Instructions for the task
Repeat the listing below in full.
Records supplied START
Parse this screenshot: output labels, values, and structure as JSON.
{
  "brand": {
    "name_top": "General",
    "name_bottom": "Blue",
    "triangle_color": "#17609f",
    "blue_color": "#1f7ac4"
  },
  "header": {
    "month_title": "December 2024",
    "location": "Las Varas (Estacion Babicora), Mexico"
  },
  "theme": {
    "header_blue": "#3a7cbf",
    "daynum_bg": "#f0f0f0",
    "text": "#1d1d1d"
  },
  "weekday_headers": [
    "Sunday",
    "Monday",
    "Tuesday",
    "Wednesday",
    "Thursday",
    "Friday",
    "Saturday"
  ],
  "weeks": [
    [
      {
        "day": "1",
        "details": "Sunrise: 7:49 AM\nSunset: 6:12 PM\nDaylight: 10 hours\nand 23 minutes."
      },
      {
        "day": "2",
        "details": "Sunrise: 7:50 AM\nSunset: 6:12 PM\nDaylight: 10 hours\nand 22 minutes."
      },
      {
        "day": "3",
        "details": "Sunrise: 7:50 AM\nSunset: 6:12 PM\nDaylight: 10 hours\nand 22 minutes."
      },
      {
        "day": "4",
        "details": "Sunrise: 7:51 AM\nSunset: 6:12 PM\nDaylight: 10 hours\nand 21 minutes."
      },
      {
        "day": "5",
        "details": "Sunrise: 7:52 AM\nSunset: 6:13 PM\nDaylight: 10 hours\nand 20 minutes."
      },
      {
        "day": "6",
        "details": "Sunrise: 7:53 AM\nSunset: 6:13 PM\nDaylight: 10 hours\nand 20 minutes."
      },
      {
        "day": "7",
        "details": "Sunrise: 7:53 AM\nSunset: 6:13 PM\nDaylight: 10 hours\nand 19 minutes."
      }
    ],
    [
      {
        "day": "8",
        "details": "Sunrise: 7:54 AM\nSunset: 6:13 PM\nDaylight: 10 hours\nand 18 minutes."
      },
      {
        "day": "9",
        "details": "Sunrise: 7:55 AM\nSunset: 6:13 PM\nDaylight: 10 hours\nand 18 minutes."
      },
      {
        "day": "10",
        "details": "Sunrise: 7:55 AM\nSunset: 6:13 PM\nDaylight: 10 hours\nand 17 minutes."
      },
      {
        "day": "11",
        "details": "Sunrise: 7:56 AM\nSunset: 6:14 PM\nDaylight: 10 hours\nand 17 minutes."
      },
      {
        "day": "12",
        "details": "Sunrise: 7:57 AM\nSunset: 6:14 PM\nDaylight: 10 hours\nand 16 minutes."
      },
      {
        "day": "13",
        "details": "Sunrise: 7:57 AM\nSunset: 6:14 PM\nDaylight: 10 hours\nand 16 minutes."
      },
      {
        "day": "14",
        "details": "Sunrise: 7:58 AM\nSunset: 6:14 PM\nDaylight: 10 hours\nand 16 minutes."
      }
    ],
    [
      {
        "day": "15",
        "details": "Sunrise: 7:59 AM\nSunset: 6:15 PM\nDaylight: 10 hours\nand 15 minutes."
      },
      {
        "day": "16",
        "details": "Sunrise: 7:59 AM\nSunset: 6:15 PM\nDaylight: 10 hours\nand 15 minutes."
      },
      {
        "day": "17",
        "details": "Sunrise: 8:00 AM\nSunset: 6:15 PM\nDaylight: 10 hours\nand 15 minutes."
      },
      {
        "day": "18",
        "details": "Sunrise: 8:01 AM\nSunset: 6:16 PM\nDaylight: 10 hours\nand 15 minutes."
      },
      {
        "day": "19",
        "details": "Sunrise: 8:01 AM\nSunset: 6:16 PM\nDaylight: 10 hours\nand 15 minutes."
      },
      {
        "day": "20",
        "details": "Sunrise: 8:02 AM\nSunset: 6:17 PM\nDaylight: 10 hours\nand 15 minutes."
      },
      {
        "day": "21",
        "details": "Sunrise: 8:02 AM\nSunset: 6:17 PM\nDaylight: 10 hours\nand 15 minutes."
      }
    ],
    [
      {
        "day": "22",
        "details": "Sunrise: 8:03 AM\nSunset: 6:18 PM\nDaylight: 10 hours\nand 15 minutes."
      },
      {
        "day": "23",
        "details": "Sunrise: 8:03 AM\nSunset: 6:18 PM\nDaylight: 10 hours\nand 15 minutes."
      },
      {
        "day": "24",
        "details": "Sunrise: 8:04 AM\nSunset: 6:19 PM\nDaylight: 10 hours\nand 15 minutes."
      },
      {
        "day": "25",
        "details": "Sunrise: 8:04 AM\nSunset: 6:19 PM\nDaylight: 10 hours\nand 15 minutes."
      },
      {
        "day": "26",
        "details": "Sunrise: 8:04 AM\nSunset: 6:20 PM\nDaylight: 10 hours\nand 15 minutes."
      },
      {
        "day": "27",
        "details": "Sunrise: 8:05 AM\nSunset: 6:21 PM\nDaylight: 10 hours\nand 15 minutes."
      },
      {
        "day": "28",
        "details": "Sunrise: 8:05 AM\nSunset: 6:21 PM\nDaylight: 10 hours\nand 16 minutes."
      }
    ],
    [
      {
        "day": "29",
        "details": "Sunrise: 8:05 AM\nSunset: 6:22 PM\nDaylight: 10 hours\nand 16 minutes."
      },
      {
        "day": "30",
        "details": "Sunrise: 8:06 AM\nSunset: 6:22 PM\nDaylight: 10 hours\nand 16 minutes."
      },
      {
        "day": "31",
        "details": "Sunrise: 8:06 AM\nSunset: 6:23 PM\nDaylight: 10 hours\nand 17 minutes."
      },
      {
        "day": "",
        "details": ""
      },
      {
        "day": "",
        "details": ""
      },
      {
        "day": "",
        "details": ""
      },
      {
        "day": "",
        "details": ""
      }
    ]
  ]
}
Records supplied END
Answer space
Parse this screenshot: output labels, values, and structure as JSON.
{
  "brand": {
    "name_top": "General",
    "name_bottom": "Blue",
    "triangle_color": "#17609f",
    "blue_color": "#1f7ac4"
  },
  "header": {
    "month_title": "December 2024",
    "location": "Las Varas (Estacion Babicora), Mexico"
  },
  "theme": {
    "header_blue": "#3a7cbf",
    "daynum_bg": "#f0f0f0",
    "text": "#1d1d1d"
  },
  "weekday_headers": [
    "Sunday",
    "Monday",
    "Tuesday",
    "Wednesday",
    "Thursday",
    "Friday",
    "Saturday"
  ],
  "weeks": [
    [
      {
        "day": "1",
        "details": "Sunrise: 7:49 AM\nSunset: 6:12 PM\nDaylight: 10 hours\nand 23 minutes."
      },
      {
        "day": "2",
        "details": "Sunrise: 7:50 AM\nSunset: 6:12 PM\nDaylight: 10 hours\nand 22 minutes."
      },
      {
        "day": "3",
        "details": "Sunrise: 7:50 AM\nSunset: 6:12 PM\nDaylight: 10 hours\nand 22 minutes."
      },
      {
        "day": "4",
        "details": "Sunrise: 7:51 AM\nSunset: 6:12 PM\nDaylight: 10 hours\nand 21 minutes."
      },
      {
        "day": "5",
        "details": "Sunrise: 7:52 AM\nSunset: 6:13 PM\nDaylight: 10 hours\nand 20 minutes."
      },
      {
        "day": "6",
        "details": "Sunrise: 7:53 AM\nSunset: 6:13 PM\nDaylight: 10 hours\nand 20 minutes."
      },
      {
        "day": "7",
        "details": "Sunrise: 7:53 AM\nSunset: 6:13 PM\nDaylight: 10 hours\nand 19 minutes."
      }
    ],
    [
      {
        "day": "8",
        "details": "Sunrise: 7:54 AM\nSunset: 6:13 PM\nDaylight: 10 hours\nand 18 minutes."
      },
      {
        "day": "9",
        "details": "Sunrise: 7:55 AM\nSunset: 6:13 PM\nDaylight: 10 hours\nand 18 minutes."
      },
      {
        "day": "10",
        "details": "Sunrise: 7:55 AM\nSunset: 6:13 PM\nDaylight: 10 hours\nand 17 minutes."
      },
      {
        "day": "11",
        "details": "Sunrise: 7:56 AM\nSunset: 6:14 PM\nDaylight: 10 hours\nand 17 minutes."
      },
      {
        "day": "12",
        "details": "Sunrise: 7:57 AM\nSunset: 6:14 PM\nDaylight: 10 hours\nand 16 minutes."
      },
      {
        "day": "13",
        "details": "Sunrise: 7:57 AM\nSunset: 6:14 PM\nDaylight: 10 hours\nand 16 minutes."
      },
      {
        "day": "14",
        "details": "Sunrise: 7:58 AM\nSunset: 6:14 PM\nDaylight: 10 hours\nand 16 minutes."
      }
    ],
    [
      {
        "day": "15",
        "details": "Sunrise: 7:59 AM\nSunset: 6:15 PM\nDaylight: 10 hours\nand 15 minutes."
      },
      {
        "day": "16",
        "details": "Sunrise: 7:59 AM\nSunset: 6:15 PM\nDaylight: 10 hours\nand 15 minutes."
      },
      {
        "day": "17",
        "details": "Sunrise: 8:00 AM\nSunset: 6:15 PM\nDaylight: 10 hours\nand 15 minutes."
      },
      {
        "day": "18",
        "details": "Sunrise: 8:01 AM\nSunset: 6:16 PM\nDaylight: 10 hours\nand 15 minutes."
      },
      {
        "day": "19",
        "details": "Sunrise: 8:01 AM\nSunset: 6:16 PM\nDaylight: 10 hours\nand 15 minutes."
      },
      {
        "day": "20",
        "details": "Sunrise: 8:02 AM\nSunset: 6:17 PM\nDaylight: 10 hours\nand 15 minutes."
      },
      {
        "day": "21",
        "details": "Sunrise: 8:02 AM\nSunset: 6:17 PM\nDaylight: 10 hours\nand 15 minutes."
      }
    ],
    [
      {
        "day": "22",
        "details": "Sunrise: 8:03 AM\nSunset: 6:18 PM\nDaylight: 10 hours\nand 15 minutes."
      },
      {
        "day": "23",
        "details": "Sunrise: 8:03 AM\nSunset: 6:18 PM\nDaylight: 10 hours\nand 15 minutes."
      },
      {
        "day": "24",
        "details": "Sunrise: 8:04 AM\nSunset: 6:19 PM\nDaylight: 10 hours\nand 15 minutes."
      },
      {
        "day": "25",
        "details": "Sunrise: 8:04 AM\nSunset: 6:19 PM\nDaylight: 10 hours\nand 15 minutes."
      },
      {
        "day": "26",
        "details": "Sunrise: 8:04 AM\nSunset: 6:20 PM\nDaylight: 10 hours\nand 15 minutes."
      },
      {
        "day": "27",
        "details": "Sunrise: 8:05 AM\nSunset: 6:21 PM\nDaylight: 10 hours\nand 15 minutes."
      },
      {
        "day": "28",
        "details": "Sunrise: 8:05 AM\nSunset: 6:21 PM\nDaylight: 10 hours\nand 16 minutes."
      }
    ],
    [
      {
        "day": "29",
        "details": "Sunrise: 8:05 AM\nSunset: 6:22 PM\nDaylight: 10 hours\nand 16 minutes."
      },
      {
        "day": "30",
        "details": "Sunrise: 8:06 AM\nSunset: 6:22 PM\nDaylight: 10 hours\nand 16 minutes."
      },
      {
        "day": "31",
        "details": "Sunrise: 8:06 AM\nSunset: 6:23 PM\nDaylight: 10 hours\nand 17 minutes."
      },
      {
        "day": "",
        "details": ""
      },
      {
        "day": "",
        "details": ""
      },
      {
        "day": "",
        "details": ""
      },
      {
        "day": "",
        "details": ""
      }
    ]
  ]
}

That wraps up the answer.